Council raises possibility of stage four water restrictions
WATER security continues to be the topic on everyone’s minds across the region and depending on rain, residents can potentially expect tougher water restrictions in the future.
The region has been on level three water restrictions since the end of 2017 and dams across the South Burnett are beginning to hit concerning levels.
At yesterdays South Burnett Regional Council meeting, Cr Roz Frohloff who holds the portfolio for water, waste water and waste management said Gordonbrook Dam was nearing 50 per cent.
“As of 23 July, BP Dam was at 16.3 per cent, Boondooma was at 34.1 per cent, Boobir was at 21 per cent and Gordonbrook has dropped to 55 per cent,” Cr Frohloff said.
“Council will continue seeking alternate water supplies with drought conditions continuing and council will continue to monitor water restrictions with all towns remaining on level three restrictions.”
Mayor Brett Otto said water security continues to be a major issue for the region.
“I have raised this issue before, it’s very concerning for the region as we approach that nervous area of 50 per cent at Gordonbrook,” Cr Otto said.
“We will continue to work with the state government on the issue in the coming weeks and months.”
With no major rainfall since the start of the year, Cr Kirstie Schumacher asked the question – with dam levels dropping, do we need to start looking at increasing restrictions knowing we may not get any rain this year?
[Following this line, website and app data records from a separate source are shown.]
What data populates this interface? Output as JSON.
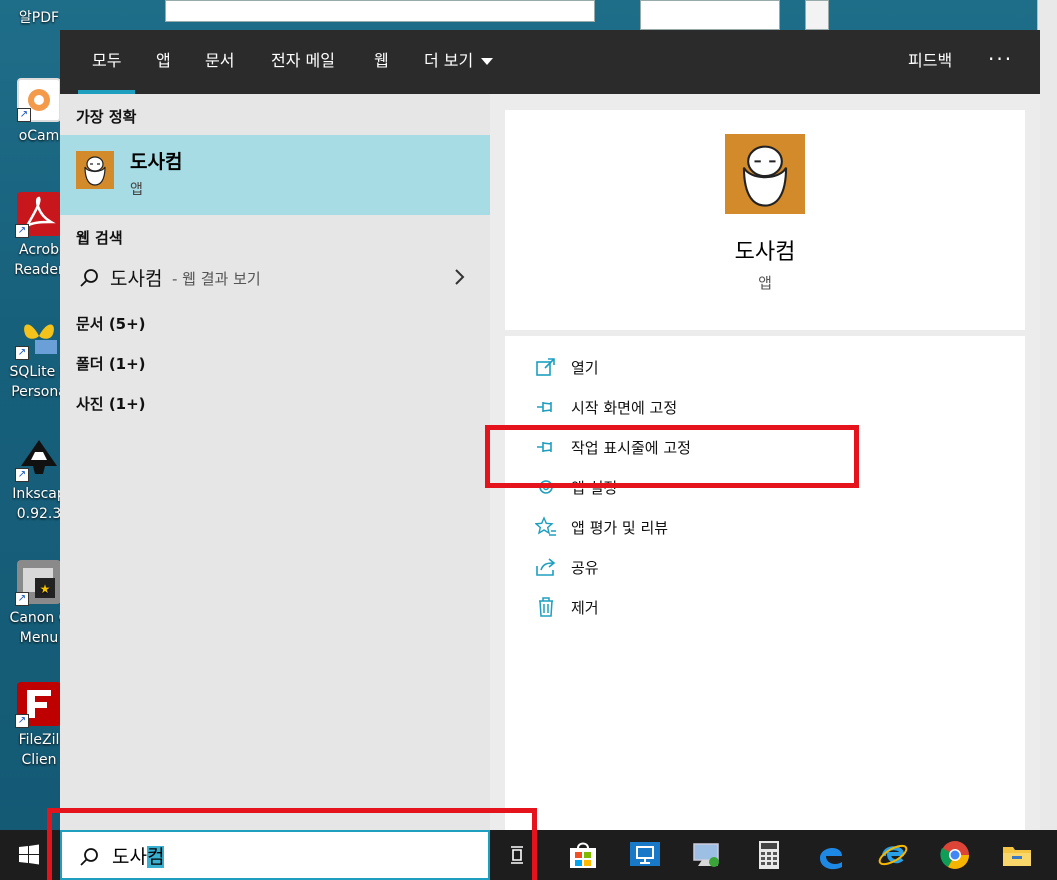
{
  "desktop": {
    "icons": [
      {
        "label1": "알PDF",
        "label2": ""
      },
      {
        "label1": "oCam",
        "label2": ""
      },
      {
        "label1": "Acrob",
        "label2": "Reader"
      },
      {
        "label1": "SQLite E",
        "label2": "Persona"
      },
      {
        "label1": "Inkscap",
        "label2": "0.92.3"
      },
      {
        "label1": "Canon C",
        "label2": "Menu"
      },
      {
        "label1": "FileZil",
        "label2": "Clien"
      }
    ]
  },
  "tabs": {
    "all": "모두",
    "apps": "앱",
    "documents": "문서",
    "email": "전자 메일",
    "web": "웹",
    "more": "더 보기",
    "feedback": "피드백",
    "dots": "···"
  },
  "left": {
    "best_match_header": "가장 정확",
    "best_title": "도사컴",
    "best_sub": "앱",
    "web_header": "웹 검색",
    "web_query": "도사컴",
    "web_hint": "- 웹 결과 보기",
    "categories": [
      "문서 (5+)",
      "폴더 (1+)",
      "사진 (1+)"
    ]
  },
  "detail": {
    "title": "도사컴",
    "sub": "앱",
    "actions": [
      "열기",
      "시작 화면에 고정",
      "작업 표시줄에 고정",
      "앱 설정",
      "앱 평가 및 리뷰",
      "공유",
      "제거"
    ]
  },
  "search": {
    "typed": "도사",
    "selected": "컴"
  },
  "colors": {
    "accent": "#1e9fbf",
    "highlight": "#e5141c",
    "selection_bg": "#a7dce5"
  }
}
South Burnett Regional Council general manager Aaron Meehan said council have every intention of workshopping possible changes.
“It’s our intention to workshop any possible changes with Council on water restrictions,” Mr Meehan said.
“We currently have a draught policy that was due for consolation, however was placed on hold until post Kingaroy transformation project.
“Between now and December we are in a position where we do have time to work through that and I think it’s an opportunity to recommence the plan and get those strategies happening.”